Showing posts tagged as "cuttlefish"
Our crazy cuttlefish egg bubbler may have been made from household items for $2.50, but most of our animal care efforts cost a great deal more than that! How much more? Find out and help us by donating to our Fund for the Animals.
A Better Bubbler
How do you incubate cuttlefish eggs behind the scenes in preparation for our forthcoming “Tentacles” special exhibition? You could, at a cost of hundreds of dollars, buy commercial incubators. But that would be too easy. Plus, Aquarist Bret Grasse figured he could create something just as good as the store-bought jobs.
For $2.50 and “a day in the life of one volunteer,” he makes a better bubbler out of soda bottles, plastic tubing and silicone glue. It looks like mad science, but it works. To date, he’s produced hundreds of baby cuttlefish for exhibit using the system.
The First Step: Drink the Soda
Bret and his husbandry colleagues have been working on this fabulous fizzer for about four years. The challenge is to “get the greatest number of healthy hatchlings” from a given clutch. He could let nature do its job, by having the cuttlefish mom rear the little ones. But ironically, this doesn’t always achieve the best outcome, says Bret. The mom sometimes forgets where she left the clutches, or neglects them. Plus, removing the eggs and raising them separately allows mom to focus on what she does best: laying more eggs.
The first step in making the world’s best egg bubbler is the easiest: drink the soda. That done, Bret cuts the bottle in half, and affixes a small screen between the two pieces. The bottom end, where the cap used to be, also has a screen. Then the whole thing is submerged. Next, a tube injects air into the top half of the bubbler, drawing water oh-so-gently up through the whole device, and aerating the eggs with the perfect fizziness—not too much, not too little.
A Cuttlefish the Size of a Pea
While the cuttlefish eggs do their dance in the bubbler, Bret watches and waits. Eventually, the faintest trace of a baby cuttlefish appears in the egg, and an eyespot. When they finally hatch, they’re the size of a pea. The whole thing takes only a few weeks. The baby cuttlefish can then go on exhibit, where they reach their three-inch full grown size in about three months.
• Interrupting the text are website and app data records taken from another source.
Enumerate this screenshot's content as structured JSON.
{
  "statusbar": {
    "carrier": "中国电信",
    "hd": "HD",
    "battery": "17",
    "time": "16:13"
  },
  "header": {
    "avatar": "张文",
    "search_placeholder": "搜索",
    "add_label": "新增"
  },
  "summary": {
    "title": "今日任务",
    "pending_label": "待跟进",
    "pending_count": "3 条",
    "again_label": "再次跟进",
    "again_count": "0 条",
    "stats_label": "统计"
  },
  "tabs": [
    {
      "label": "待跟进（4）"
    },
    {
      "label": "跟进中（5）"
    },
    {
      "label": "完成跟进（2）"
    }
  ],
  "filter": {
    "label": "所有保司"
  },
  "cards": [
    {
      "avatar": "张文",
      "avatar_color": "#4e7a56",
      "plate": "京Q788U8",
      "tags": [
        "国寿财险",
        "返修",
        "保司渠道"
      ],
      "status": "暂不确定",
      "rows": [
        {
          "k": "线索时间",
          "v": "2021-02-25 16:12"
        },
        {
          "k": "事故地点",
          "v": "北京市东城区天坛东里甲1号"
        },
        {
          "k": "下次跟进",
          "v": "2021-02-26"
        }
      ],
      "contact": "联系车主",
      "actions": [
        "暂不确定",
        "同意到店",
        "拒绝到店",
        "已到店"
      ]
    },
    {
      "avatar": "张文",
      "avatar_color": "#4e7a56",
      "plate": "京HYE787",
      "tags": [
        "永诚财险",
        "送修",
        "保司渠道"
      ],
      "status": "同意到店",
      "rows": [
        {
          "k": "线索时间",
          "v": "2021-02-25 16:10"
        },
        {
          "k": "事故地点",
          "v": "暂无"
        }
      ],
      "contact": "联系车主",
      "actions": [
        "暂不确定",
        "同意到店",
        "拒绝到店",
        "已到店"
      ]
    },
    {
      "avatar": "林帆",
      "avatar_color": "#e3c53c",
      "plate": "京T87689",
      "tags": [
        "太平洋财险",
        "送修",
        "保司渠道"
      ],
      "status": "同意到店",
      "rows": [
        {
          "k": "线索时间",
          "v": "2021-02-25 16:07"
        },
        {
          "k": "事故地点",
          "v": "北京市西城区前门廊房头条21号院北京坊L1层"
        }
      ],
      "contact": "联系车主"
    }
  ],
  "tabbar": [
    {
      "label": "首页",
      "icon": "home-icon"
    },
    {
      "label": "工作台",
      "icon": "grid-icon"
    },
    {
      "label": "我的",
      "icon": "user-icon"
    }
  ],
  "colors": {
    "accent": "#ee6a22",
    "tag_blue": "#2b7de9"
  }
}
So far, the bubblers have been used for pharaoh, flamboyant and dwarf cuttlefish, but more species are being considered as we get closer to the launch of the new exhibit April 12.
“We’re so fortunate to have the opportunity to experiment with these techniques,” says Bret. “It not only helps us produce animals for exhibit, but it plays into our conservation mission, by reducing pressure on wild stocks.
“It’s a dream come true for me, Chris Payne and Alicia Bitondo,” says Bret. “We couldn’t be happier to work with these animals and do this kind of troubleshooting.”
Plus, the soda is free.
They’re called cuttlefish, but we completely understand when visitors mistakenly call them “cuddle” fish. They’re very high on the cuteness scale! We have 28 juvenile pharaoh cuttlefish on exhibit now in the Splash Zone, raised from eggs that were laid on exhibit.
And here’s an insider tip: this winter we’ll be working on a new special exhibition devoted to octopuses, cuttlefish and their kin, to open in the spring. We hope you like it!
What’s the best way to chronicle a visit to the Aquarium? We just love these computer drawings from 10-year-old visitor Anushka Karkera of Fremont, CA!
Here’s something to look for on your next visit: pharaoh cuttlefish eggs! We always like it when animals reproduce on exhibit, as it’s a sign that we’ve created a healthy environment. Hope you’re having a great weekend!
Planning a visit over spring break? We just added some pharaoh cuttlefish to our Splash Zone exhibit. It’s amazing to watch them hover just above the ocean floor and hunt food with their long tentacles. They’re visitor faves!
Dress to impress: How the cool cuttlefish uses its color-changing skills to attract a mate.
Cuttlefish may be cute, but they’re armed to hunt! When a shrimp or fish is in range, the cuttlefish aims—and shoots out tentacles to seize its prey. We’re working with this species, the flamboyant cuttlefish (Metasepia pfefferi), for possible future exhibit. Learn more.
Did you know that we’re always investigating new species for future exhibits? Our cuttlefish specialist, Bret Grasse, is currently working with this beautiful broadclub cuttlefish (Sepia latimanus) behind the scenes!
These guys look like they don’t mess around! We have 15 dwarf cuttlefish (Sepia bandensis) on exhibit in the Splash Zone. This species is known to frequent the waters off Indonesia, Phillipines and Papua New Guinea. Ours are about six months old, and 2 1/2 inches long.